Primarily piscivorous, the great blue heron is a patient predator that feeds mainly on fish, stalking its prey in shallow waters before striking with precision. Its diverse diet includes amphibians, reptiles, small mammals, insects, and even other smaller birds in some cases. 

Habitats for the great blue heron range from freshwater and saltwater marshes, mangroves, flooded meadows, lake edges, and shorelines to riverbanks and the advantages of fish hatcheries.

This bird is typically solitary in most seasons and often nests alone, although it can also be found in loose colonies. It nests in trees or shrubs near bodies of water, building a bulky stick nest.

Summary of Birds You’ll See Along South Carolina’s Coastline and Beaches

Common NameScientific Name
1Piping PloverCharadrius melodus
2Brown PelicanPelecanus occidentalis
3American OystercatcherHaematopus palliatus
4SanderlingCalidris alba
5Great EgretArdea alba
6Black SkimmerRynchops niger
7Eastern WilletTringa semipalmata
8Great Blue HeronArdea herodias

Share this post on:
About the Author

Lev is a writer at AZ Animals who primarily covers topics on animals, geography, and plants. He has been writing for more than 4 years and loves researching topics and learning new things. His three biggest loves in the world are music, travel, and animals. He has his diving license and loves sea creatures. His favorite animal in the world is the manta ray.

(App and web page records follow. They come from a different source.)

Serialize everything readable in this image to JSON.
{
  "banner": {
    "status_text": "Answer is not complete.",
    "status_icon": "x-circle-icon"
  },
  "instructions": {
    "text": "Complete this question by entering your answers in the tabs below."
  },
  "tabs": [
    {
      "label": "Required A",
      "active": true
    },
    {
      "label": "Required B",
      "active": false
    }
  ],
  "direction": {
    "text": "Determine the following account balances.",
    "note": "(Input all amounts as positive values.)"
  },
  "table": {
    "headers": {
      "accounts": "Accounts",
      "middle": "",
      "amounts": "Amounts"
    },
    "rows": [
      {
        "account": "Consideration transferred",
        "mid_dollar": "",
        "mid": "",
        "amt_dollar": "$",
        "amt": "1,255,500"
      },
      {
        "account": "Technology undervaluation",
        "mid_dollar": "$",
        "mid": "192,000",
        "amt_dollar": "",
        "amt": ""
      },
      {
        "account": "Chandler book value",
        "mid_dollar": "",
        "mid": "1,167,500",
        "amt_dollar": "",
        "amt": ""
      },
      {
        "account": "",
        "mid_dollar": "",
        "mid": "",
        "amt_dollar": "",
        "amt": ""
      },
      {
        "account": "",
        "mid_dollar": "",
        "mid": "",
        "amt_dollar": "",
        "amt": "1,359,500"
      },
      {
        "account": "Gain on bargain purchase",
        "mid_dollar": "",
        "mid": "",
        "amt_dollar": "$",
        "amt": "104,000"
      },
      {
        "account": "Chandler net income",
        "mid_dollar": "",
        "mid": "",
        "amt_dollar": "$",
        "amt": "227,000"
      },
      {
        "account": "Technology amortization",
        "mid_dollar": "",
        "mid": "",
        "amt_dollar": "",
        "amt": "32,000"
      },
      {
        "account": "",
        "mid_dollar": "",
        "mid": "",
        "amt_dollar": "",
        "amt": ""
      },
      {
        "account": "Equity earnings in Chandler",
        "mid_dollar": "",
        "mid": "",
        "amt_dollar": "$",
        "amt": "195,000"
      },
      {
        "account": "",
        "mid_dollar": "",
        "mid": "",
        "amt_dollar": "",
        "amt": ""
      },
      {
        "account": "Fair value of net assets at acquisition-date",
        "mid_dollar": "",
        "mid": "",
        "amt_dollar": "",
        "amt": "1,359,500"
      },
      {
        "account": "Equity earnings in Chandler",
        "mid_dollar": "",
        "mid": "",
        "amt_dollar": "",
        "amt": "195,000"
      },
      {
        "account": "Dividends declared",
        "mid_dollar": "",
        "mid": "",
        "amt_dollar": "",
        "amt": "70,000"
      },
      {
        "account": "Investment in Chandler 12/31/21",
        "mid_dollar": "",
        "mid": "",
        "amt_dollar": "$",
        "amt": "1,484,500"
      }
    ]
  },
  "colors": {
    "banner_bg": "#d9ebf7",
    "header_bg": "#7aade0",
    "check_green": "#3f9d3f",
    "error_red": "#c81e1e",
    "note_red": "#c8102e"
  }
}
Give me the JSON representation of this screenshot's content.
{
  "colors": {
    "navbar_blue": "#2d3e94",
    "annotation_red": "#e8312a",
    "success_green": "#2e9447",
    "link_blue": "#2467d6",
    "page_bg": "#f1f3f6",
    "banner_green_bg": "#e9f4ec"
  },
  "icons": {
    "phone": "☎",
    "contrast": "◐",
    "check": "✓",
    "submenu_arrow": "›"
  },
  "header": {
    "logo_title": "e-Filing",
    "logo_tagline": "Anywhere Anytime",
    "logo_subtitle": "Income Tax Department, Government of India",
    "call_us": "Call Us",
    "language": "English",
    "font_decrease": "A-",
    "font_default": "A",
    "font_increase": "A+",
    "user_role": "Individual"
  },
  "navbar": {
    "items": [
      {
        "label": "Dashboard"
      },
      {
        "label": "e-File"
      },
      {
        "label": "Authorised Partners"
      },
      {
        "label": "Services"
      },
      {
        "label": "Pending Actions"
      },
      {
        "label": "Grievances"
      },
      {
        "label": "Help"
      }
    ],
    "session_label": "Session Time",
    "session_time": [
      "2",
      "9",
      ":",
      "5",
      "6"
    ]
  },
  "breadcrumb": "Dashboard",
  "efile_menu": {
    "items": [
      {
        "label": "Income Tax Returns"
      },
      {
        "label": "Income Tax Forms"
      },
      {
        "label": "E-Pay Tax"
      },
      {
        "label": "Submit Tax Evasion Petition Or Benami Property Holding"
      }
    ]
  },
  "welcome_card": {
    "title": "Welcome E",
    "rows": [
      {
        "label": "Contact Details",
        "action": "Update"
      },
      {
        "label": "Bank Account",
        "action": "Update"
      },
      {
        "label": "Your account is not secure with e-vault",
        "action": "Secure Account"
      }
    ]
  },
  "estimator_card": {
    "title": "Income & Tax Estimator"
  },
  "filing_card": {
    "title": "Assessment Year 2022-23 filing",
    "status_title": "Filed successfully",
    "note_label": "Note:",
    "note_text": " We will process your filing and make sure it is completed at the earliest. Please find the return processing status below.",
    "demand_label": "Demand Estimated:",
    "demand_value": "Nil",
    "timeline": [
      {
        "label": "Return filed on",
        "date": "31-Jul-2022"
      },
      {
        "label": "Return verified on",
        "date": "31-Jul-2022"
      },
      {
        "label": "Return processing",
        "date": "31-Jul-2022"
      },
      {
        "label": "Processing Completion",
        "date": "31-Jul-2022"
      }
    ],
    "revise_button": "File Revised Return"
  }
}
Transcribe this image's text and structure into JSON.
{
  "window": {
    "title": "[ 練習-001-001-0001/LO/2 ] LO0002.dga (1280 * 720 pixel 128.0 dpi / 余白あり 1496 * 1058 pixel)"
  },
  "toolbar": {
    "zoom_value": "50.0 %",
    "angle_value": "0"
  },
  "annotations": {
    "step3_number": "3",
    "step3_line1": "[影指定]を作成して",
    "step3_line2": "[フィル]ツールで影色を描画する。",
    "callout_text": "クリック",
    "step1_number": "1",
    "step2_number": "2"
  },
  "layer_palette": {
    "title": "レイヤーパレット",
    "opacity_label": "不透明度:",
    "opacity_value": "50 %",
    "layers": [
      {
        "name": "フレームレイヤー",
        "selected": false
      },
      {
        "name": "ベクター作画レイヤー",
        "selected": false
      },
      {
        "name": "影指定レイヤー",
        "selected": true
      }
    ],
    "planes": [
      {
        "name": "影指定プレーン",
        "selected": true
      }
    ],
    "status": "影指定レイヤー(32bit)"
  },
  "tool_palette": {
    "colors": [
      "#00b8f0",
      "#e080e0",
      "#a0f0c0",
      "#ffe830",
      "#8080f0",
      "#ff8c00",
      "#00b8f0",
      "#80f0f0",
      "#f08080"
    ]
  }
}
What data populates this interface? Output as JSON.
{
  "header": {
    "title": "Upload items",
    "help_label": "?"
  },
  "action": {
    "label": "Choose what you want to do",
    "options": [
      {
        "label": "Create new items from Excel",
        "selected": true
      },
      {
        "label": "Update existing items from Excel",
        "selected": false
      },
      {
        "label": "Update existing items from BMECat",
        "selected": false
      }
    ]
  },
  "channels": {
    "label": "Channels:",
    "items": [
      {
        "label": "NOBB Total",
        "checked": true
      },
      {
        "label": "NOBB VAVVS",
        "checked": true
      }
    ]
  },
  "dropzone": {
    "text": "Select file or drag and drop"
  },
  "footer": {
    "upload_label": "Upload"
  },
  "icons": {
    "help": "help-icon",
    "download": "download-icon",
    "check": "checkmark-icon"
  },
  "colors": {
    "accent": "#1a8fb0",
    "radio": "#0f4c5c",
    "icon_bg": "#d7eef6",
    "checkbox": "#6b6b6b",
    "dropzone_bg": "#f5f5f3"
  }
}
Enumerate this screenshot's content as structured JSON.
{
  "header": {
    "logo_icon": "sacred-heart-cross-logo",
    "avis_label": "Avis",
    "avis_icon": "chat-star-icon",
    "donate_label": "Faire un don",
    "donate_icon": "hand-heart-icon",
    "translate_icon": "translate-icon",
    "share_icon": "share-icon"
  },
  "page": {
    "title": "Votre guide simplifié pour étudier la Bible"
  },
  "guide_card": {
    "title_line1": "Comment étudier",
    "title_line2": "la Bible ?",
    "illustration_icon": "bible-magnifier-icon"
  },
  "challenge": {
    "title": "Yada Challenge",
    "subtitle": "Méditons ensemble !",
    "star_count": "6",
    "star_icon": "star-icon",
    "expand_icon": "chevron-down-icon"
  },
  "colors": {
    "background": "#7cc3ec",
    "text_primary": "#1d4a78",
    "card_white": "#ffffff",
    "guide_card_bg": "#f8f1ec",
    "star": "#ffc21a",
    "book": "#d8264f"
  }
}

Thank you for reading! Have some feedback for us? Contact the AZ Animals editorial team.